The night was spent. The party must break up.

The girls drew on their bonnets and shawls, and the young men shouldered the wheels.

A large company were to sail up the mere to the city in the row-boat, and Rotha, Ralph, and Willy walked with them to Water's Head. Sim remained with Mrs. Ray.

What a night it was! The moon was shining at the full from a sky of deep blue that was studded with stars. Not a breath of wind was stirring. The slow beat of the water on the shingle came to the ear over the light lap against the boat. The mere stretched miles away. It seemed to be as still as a white feather on the face of the dead, and to be alive with light. Where the swift but silent current was cut asunder by a rock, the phosphorescent gleams sent up sheets of brightness. The boat, which rolled slowly, half-afloat and half-ashore, was bordered by a fringe of silver. When at one moment a gentle breeze lifted the water into ripples, countless stars floated, down a white waterway from yonder argent moon. Not a house on the banks of the mere; not a sign of life; only the low plash of wavelets on the pebbles. Hark! What cry was that coming clear and shrill? It was the curlew. And when the night bird was gone she left a silence deeper than before.

The citizens, lads and lasses, old men and dames, got into the boat. Robbie Anderson and three other young fellows took the oars.

“We'll row ourselves up in a twinkling,” said Liza, as Ralph and Willy pushed the keel off the shingle.

“Hark ye the lass!” cried Mattha. “We hounds slew the hare, quo' the terrier to the cur.”

The sage has fired off the last rustic proverb that we shall ever hear from his garrulous old lips.

When they were fairly afloat, and rowing hard up the stream, the girls started a song.

The three who stood together at the Water's Head listened long to the dying voices.

A step on the path broke their trance. It was a lone woman, bent and feeble. She went by them without a word.

The brothers exchanged a look.

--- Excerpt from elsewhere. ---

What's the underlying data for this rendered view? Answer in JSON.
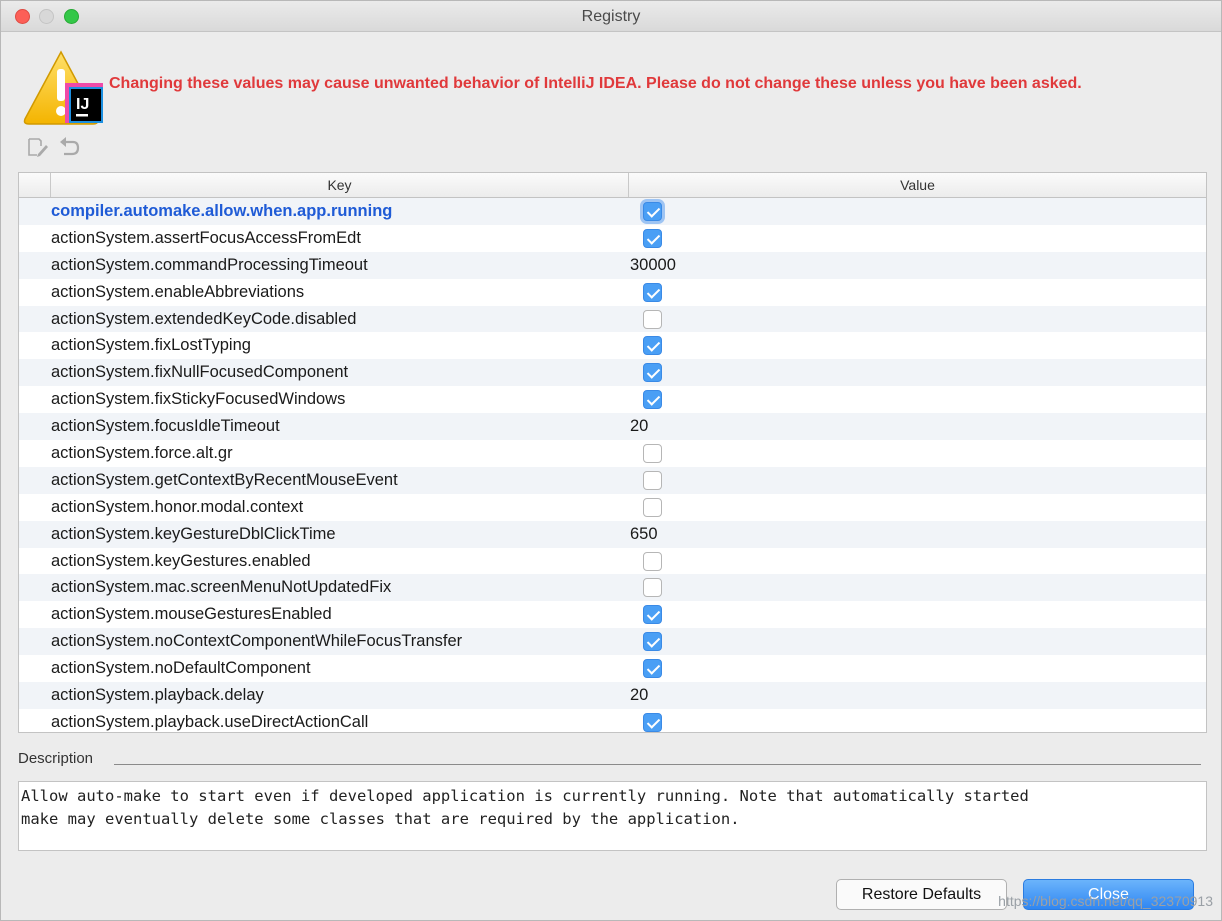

“Poor Joe,” said Rotha, almost in a whisper.

But the girl's cup of joy could bear this memory. She knew her love at last.

Willy stepped between Rotha and Ralph. He was deeply moved. He was about to yield up the dream of his life. He tried to speak, and stopped. He tried again, and stopped once more. Then he took Rotha's hand and put it into Ralph's, and turned away in silence.

And now these two, long knit together, soul to soul, parted by sorrow, purified by affliction, ennobled by suffering, stand in this white moonlight hand in hand.

Hereafter the past is dead to them, and yet lives. What was sown in sorrow is raised in joy; what was sown in affliction is raised in peace; what was sown in suffering is raised in love.

And thus the tired old world wags on, and true it is to-day as yesterday that WHOM GOD'S HAND RESTS ON HAS GOD AT HIS RIGHT HAND.